    developers.google.com/web/ilt/pwa/… lets you fully override how the browser handles the cache
    – lights0123
    Commented Jan 31, 2021 at 1:18

1 Answer 1


TL;DR answer: I don't think that exists in the way you mentioned similar to webp and, if it's possible, it would be with messy/unsupported workarounds. It may even trigger some ad blockers / antivirus. Unlike with webp, which is just a test of browser capability and not user-specific at all. I don't really know, but privacy laws are changing fast and don't seem to be based in reality anyway. I only imagine this being a problem because it would be done with some kind of weird workaround. It would be fine if a standard/official method existed. "Why are you asking what's in my cache? How dare you?!? I feel violated!"

Long answer:

Are these the image dimensions you're using or just examples? Both are very small and the benefits may not be worth it for a few reasons.

The main reason I can think of: if you use something like Cloudflare, using big.jpg in both cases will make it more likely that the image is available at "the edge" (Cloudflare data center closest to the user). It will download very quickly because of proximity and there will be no communication at all with your origin server, which is great.

With image variants, it's more likely that one or the other isn't available from Cloudflare at any given moment, because it has fallen out of the cache for whatever reason (usually because it hasn't been accessed recently and/or simply not popular enough in that geographical location). In that case, it will have to be retrieved from your origin server, causing a delay and using your origin's resources.
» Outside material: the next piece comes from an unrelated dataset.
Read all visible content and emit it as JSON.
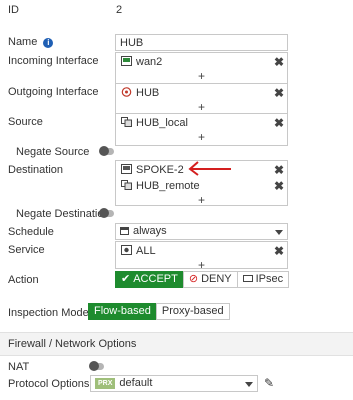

You and the user are both disadvantaged when this happens, and the PageSpeed Insights score will be lower for tests that get served images from your origin.

Using variants also adds complexity/weight to whatever you're doing. More code, more files, more "decisions" to be made by the various systems between you and your users. This part is probably not a big deal in your case, but like I said, the benefits may not be worth it for these dimensions.

I would suggest looking at using the srcset attribute but as far as I know even the smallest device used to view the website would request the 300x300 variant most/all of the time.

Finally, you would need to find out how likely it is that a user goes from big.html > small.html and vice versa to know whether you would get much benefit / disadvantage from the configs you mentioned. (And I'm fairly sure PageSpeed Insights never accounts for this - it doesn't have a browser cache so it will request whatever image fits for the mobile/desktop tests).

Your Answer

By clicking “Post Your Answer”, you agree to our terms of service and acknowledge you have read our privacy policy.

Not the answer you're looking for? Browse other questions tagged or ask your own question.